## PROBLEM REQUIREMENTS
Where a line of the records contains the word "false", show that line.

## INPUT MATERIAL

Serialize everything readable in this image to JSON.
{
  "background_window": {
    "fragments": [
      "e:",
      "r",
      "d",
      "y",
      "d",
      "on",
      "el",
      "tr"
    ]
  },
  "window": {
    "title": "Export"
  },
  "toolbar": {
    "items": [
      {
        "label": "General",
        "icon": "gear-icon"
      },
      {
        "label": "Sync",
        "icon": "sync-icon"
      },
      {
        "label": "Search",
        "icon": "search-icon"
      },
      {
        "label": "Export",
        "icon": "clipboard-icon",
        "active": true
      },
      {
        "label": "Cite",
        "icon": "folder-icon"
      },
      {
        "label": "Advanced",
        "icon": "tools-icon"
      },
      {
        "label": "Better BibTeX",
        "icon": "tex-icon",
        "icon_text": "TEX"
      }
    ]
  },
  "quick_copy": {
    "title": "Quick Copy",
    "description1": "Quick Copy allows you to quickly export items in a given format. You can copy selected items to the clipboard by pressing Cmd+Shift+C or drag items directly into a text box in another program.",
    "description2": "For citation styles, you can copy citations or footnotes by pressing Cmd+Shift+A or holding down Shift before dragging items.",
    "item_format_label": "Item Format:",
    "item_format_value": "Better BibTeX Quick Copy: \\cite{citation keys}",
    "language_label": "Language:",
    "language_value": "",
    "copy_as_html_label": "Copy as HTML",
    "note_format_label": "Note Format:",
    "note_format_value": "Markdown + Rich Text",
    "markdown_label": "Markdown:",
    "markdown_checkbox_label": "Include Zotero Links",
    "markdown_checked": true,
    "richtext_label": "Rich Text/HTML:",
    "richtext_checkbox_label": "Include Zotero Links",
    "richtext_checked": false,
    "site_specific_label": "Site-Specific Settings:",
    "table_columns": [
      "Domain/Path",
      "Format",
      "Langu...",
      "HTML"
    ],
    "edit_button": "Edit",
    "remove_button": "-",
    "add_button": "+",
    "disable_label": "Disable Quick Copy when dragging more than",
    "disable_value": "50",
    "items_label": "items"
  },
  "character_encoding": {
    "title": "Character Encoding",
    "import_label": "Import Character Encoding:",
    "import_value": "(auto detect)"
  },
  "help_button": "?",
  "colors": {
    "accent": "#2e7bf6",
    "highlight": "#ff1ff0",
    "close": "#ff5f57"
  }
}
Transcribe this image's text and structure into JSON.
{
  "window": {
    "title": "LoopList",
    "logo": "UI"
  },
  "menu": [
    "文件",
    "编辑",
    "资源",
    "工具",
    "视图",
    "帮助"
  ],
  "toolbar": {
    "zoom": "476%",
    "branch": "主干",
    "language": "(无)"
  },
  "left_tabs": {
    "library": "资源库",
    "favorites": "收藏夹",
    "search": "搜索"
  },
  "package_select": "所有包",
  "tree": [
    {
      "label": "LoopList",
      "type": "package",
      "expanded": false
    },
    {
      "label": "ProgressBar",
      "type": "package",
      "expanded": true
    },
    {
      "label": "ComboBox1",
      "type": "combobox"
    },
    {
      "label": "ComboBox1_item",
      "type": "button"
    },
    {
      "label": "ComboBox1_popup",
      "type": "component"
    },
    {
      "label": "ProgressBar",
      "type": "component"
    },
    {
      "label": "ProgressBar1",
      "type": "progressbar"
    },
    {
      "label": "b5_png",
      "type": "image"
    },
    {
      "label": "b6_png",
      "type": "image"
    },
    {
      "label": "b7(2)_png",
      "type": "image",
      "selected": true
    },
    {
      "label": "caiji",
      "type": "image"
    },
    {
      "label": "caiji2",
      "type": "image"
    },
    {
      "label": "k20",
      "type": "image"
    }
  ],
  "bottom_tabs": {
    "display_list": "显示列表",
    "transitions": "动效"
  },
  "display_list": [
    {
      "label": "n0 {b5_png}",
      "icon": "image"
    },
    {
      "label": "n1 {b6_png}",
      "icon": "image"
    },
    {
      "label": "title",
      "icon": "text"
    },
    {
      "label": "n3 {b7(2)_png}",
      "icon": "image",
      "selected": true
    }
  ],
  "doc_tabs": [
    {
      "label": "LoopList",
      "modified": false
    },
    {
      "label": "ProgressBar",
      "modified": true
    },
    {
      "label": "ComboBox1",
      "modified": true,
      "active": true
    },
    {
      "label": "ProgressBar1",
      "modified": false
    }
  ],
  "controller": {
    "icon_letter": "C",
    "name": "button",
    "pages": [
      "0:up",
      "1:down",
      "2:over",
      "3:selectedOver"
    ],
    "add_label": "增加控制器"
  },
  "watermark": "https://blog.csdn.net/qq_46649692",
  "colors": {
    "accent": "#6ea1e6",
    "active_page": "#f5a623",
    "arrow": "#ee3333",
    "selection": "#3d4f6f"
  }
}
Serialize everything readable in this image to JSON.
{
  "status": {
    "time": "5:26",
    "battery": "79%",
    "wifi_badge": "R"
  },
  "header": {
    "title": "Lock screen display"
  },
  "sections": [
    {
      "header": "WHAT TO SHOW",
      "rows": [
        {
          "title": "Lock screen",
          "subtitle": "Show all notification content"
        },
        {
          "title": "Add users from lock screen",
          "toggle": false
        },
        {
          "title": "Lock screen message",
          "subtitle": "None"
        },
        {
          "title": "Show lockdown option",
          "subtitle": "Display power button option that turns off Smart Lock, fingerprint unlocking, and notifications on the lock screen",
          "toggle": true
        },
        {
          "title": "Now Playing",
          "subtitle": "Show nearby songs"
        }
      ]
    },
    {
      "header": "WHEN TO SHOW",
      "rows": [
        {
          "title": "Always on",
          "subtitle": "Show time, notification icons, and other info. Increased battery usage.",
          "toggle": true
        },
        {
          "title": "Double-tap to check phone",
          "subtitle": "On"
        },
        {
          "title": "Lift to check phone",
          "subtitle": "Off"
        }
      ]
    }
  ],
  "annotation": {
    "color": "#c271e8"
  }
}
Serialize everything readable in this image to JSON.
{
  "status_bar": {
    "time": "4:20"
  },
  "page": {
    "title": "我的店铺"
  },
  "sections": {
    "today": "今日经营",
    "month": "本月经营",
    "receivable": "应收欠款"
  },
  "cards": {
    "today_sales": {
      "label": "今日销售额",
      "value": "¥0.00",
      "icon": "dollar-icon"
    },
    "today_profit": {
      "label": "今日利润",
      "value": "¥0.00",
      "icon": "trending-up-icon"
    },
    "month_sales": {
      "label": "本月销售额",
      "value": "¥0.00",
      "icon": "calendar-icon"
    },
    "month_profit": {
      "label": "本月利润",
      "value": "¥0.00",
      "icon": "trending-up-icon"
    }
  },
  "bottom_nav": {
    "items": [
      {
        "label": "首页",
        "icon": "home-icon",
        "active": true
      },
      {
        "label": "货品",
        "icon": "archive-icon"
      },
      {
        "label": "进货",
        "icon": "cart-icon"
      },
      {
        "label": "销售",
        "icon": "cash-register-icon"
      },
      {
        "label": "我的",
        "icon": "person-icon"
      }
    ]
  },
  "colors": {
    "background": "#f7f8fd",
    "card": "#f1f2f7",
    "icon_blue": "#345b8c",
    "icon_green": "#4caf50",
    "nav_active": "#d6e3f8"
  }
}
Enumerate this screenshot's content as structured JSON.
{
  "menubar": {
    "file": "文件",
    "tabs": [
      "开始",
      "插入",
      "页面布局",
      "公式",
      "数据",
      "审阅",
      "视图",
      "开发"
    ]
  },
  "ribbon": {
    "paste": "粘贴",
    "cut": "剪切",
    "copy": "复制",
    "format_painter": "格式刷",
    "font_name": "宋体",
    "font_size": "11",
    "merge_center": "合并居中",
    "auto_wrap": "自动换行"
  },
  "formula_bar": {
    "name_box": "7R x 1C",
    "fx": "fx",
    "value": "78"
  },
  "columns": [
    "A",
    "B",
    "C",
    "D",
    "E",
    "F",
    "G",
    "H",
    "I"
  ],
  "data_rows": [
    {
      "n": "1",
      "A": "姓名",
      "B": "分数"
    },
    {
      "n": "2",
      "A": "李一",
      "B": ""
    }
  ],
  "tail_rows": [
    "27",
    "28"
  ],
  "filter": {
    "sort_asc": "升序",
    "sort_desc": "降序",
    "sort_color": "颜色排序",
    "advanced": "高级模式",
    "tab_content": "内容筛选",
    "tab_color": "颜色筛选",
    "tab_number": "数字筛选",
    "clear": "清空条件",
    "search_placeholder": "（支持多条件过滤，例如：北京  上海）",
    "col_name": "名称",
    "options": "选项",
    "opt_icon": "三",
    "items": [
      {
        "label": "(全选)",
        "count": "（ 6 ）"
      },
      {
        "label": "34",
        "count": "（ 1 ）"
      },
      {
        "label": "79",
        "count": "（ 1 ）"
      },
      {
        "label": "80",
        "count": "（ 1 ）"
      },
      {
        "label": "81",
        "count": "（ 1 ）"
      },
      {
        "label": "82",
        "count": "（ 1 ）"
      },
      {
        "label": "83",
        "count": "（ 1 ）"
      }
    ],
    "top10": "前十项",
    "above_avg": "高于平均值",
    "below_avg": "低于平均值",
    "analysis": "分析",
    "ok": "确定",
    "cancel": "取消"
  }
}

## ANSWER AREA
    "richtext_checked": false,
      "expanded": false
      "modified": false
      "modified": false
          "toggle": false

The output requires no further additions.